### Data section

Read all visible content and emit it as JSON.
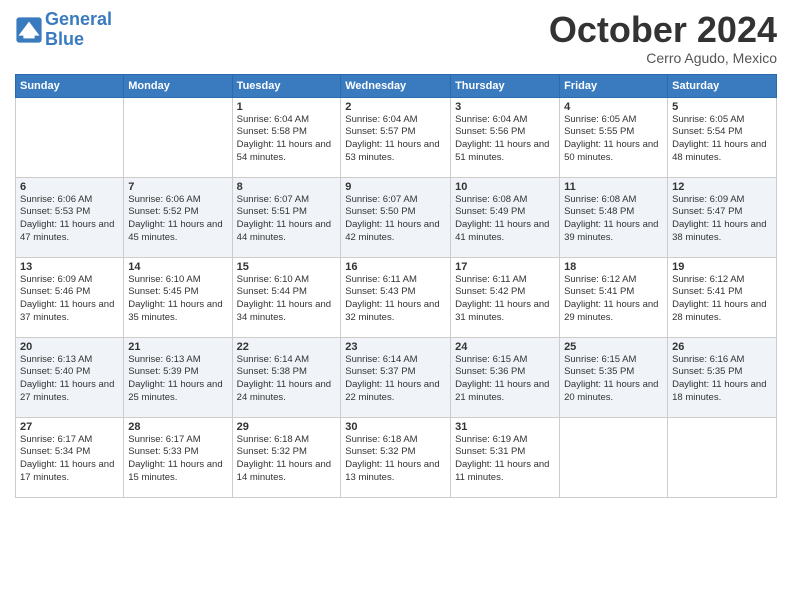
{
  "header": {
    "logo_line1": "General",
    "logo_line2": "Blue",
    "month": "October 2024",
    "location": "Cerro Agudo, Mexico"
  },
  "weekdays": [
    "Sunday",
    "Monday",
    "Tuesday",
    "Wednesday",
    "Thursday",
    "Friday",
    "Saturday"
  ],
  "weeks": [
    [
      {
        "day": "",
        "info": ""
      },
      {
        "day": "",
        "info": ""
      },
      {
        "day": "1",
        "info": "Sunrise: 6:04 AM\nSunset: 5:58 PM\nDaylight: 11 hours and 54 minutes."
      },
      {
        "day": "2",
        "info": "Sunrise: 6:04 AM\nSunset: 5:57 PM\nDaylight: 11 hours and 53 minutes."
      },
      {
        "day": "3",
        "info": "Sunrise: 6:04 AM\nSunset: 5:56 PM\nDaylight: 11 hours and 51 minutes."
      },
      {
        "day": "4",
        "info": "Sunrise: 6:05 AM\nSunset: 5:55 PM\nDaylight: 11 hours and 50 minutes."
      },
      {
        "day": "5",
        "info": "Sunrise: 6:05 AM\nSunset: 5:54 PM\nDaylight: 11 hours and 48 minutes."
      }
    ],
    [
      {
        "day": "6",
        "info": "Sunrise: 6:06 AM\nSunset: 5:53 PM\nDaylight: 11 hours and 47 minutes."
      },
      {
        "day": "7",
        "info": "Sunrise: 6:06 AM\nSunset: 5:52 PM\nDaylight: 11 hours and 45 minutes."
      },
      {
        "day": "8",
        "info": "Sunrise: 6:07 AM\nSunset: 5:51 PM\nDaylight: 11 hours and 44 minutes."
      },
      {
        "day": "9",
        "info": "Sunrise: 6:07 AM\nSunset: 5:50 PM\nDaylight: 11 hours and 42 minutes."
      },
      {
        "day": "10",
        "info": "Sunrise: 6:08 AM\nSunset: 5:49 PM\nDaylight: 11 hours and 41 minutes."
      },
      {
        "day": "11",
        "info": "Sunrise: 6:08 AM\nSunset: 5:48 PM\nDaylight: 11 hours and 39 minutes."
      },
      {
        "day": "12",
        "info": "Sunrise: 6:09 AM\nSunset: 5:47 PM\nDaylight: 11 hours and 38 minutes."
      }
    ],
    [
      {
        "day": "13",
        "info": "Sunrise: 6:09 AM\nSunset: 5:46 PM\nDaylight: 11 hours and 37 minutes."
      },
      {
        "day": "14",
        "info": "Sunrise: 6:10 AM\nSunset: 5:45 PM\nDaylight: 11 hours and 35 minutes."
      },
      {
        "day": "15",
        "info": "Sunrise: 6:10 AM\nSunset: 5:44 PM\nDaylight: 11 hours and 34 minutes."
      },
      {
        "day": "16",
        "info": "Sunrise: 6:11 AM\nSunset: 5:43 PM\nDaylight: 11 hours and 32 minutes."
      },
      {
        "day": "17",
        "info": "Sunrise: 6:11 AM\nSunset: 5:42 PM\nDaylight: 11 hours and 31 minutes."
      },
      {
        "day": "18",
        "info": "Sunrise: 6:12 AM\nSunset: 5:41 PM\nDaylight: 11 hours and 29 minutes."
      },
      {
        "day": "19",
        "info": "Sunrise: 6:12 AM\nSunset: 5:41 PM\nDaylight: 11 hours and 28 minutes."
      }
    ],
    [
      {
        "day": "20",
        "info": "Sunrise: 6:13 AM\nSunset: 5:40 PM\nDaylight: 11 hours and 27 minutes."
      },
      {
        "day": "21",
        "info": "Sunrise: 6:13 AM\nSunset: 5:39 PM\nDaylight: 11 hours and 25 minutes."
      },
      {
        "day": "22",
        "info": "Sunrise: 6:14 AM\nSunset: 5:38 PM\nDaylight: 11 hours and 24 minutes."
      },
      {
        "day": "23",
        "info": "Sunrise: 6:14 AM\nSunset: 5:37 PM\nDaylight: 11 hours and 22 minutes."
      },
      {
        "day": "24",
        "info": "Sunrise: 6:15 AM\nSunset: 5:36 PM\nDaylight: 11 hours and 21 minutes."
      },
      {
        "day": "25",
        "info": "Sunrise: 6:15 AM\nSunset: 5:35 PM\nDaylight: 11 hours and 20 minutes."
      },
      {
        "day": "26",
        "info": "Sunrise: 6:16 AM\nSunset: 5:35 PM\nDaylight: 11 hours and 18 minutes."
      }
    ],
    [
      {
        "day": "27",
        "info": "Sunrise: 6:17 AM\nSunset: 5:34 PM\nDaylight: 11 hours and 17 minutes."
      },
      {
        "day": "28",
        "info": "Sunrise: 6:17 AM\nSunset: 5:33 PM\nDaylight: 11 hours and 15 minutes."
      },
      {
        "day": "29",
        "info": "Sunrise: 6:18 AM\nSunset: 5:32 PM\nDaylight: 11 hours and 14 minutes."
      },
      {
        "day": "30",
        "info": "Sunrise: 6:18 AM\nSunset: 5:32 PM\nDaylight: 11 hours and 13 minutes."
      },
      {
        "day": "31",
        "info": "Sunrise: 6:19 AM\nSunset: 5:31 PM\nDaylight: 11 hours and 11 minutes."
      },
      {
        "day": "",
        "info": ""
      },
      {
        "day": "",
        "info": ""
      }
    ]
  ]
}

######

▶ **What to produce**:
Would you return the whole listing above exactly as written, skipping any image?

▶ **Finished task**:
Read all visible content and emit it as JSON.
{
  "header": {
    "logo_line1": "General",
    "logo_line2": "Blue",
    "month": "October 2024",
    "location": "Cerro Agudo, Mexico"
  },
  "weekdays": [
    "Sunday",
    "Monday",
    "Tuesday",
    "Wednesday",
    "Thursday",
    "Friday",
    "Saturday"
  ],
  "weeks": [
    [
      {
        "day": "",
        "info": ""
      },
      {
        "day": "",
        "info": ""
      },
      {
        "day": "1",
        "info": "Sunrise: 6:04 AM\nSunset: 5:58 PM\nDaylight: 11 hours and 54 minutes."
      },
      {
        "day": "2",
        "info": "Sunrise: 6:04 AM\nSunset: 5:57 PM\nDaylight: 11 hours and 53 minutes."
      },
      {
        "day": "3",
        "info": "Sunrise: 6:04 AM\nSunset: 5:56 PM\nDaylight: 11 hours and 51 minutes."
      },
      {
        "day": "4",
        "info": "Sunrise: 6:05 AM\nSunset: 5:55 PM\nDaylight: 11 hours and 50 minutes."
      },
      {
        "day": "5",
        "info": "Sunrise: 6:05 AM\nSunset: 5:54 PM\nDaylight: 11 hours and 48 minutes."
      }
    ],
    [
      {
        "day": "6",
        "info": "Sunrise: 6:06 AM\nSunset: 5:53 PM\nDaylight: 11 hours and 47 minutes."
      },
      {
        "day": "7",
        "info": "Sunrise: 6:06 AM\nSunset: 5:52 PM\nDaylight: 11 hours and 45 minutes."
      },
      {
        "day": "8",
        "info": "Sunrise: 6:07 AM\nSunset: 5:51 PM\nDaylight: 11 hours and 44 minutes."
      },
      {
        "day": "9",
        "info": "Sunrise: 6:07 AM\nSunset: 5:50 PM\nDaylight: 11 hours and 42 minutes."
      },
      {
        "day": "10",
        "info": "Sunrise: 6:08 AM\nSunset: 5:49 PM\nDaylight: 11 hours and 41 minutes."
      },
      {
        "day": "11",
        "info": "Sunrise: 6:08 AM\nSunset: 5:48 PM\nDaylight: 11 hours and 39 minutes."
      },
      {
        "day": "12",
        "info": "Sunrise: 6:09 AM\nSunset: 5:47 PM\nDaylight: 11 hours and 38 minutes."
      }
    ],
    [
      {
        "day": "13",
        "info": "Sunrise: 6:09 AM\nSunset: 5:46 PM\nDaylight: 11 hours and 37 minutes."
      },
      {
        "day": "14",
        "info": "Sunrise: 6:10 AM\nSunset: 5:45 PM\nDaylight: 11 hours and 35 minutes."
      },
      {
        "day": "15",
        "info": "Sunrise: 6:10 AM\nSunset: 5:44 PM\nDaylight: 11 hours and 34 minutes."
      },
      {
        "day": "16",
        "info": "Sunrise: 6:11 AM\nSunset: 5:43 PM\nDaylight: 11 hours and 32 minutes."
      },
      {
        "day": "17",
        "info": "Sunrise: 6:11 AM\nSunset: 5:42 PM\nDaylight: 11 hours and 31 minutes."
      },
      {
        "day": "18",
        "info": "Sunrise: 6:12 AM\nSunset: 5:41 PM\nDaylight: 11 hours and 29 minutes."
      },
      {
        "day": "19",
        "info": "Sunrise: 6:12 AM\nSunset: 5:41 PM\nDaylight: 11 hours and 28 minutes."
      }
    ],
    [
      {
        "day": "20",
        "info": "Sunrise: 6:13 AM\nSunset: 5:40 PM\nDaylight: 11 hours and 27 minutes."
      },
      {
        "day": "21",
        "info": "Sunrise: 6:13 AM\nSunset: 5:39 PM\nDaylight: 11 hours and 25 minutes."
      },
      {
        "day": "22",
        "info": "Sunrise: 6:14 AM\nSunset: 5:38 PM\nDaylight: 11 hours and 24 minutes."
      },
      {
        "day": "23",
        "info": "Sunrise: 6:14 AM\nSunset: 5:37 PM\nDaylight: 11 hours and 22 minutes."
      },
      {
        "day": "24",
        "info": "Sunrise: 6:15 AM\nSunset: 5:36 PM\nDaylight: 11 hours and 21 minutes."
      },
      {
        "day": "25",
        "info": "Sunrise: 6:15 AM\nSunset: 5:35 PM\nDaylight: 11 hours and 20 minutes."
      },
      {
        "day": "26",
        "info": "Sunrise: 6:16 AM\nSunset: 5:35 PM\nDaylight: 11 hours and 18 minutes."
      }
    ],
    [
      {
        "day": "27",
        "info": "Sunrise: 6:17 AM\nSunset: 5:34 PM\nDaylight: 11 hours and 17 minutes."
      },
      {
        "day": "28",
        "info": "Sunrise: 6:17 AM\nSunset: 5:33 PM\nDaylight: 11 hours and 15 minutes."
      },
      {
        "day": "29",
        "info": "Sunrise: 6:18 AM\nSunset: 5:32 PM\nDaylight: 11 hours and 14 minutes."
      },
      {
        "day": "30",
        "info": "Sunrise: 6:18 AM\nSunset: 5:32 PM\nDaylight: 11 hours and 13 minutes."
      },
      {
        "day": "31",
        "info": "Sunrise: 6:19 AM\nSunset: 5:31 PM\nDaylight: 11 hours and 11 minutes."
      },
      {
        "day": "",
        "info": ""
      },
      {
        "day": "",
        "info": ""
      }
    ]
  ]
}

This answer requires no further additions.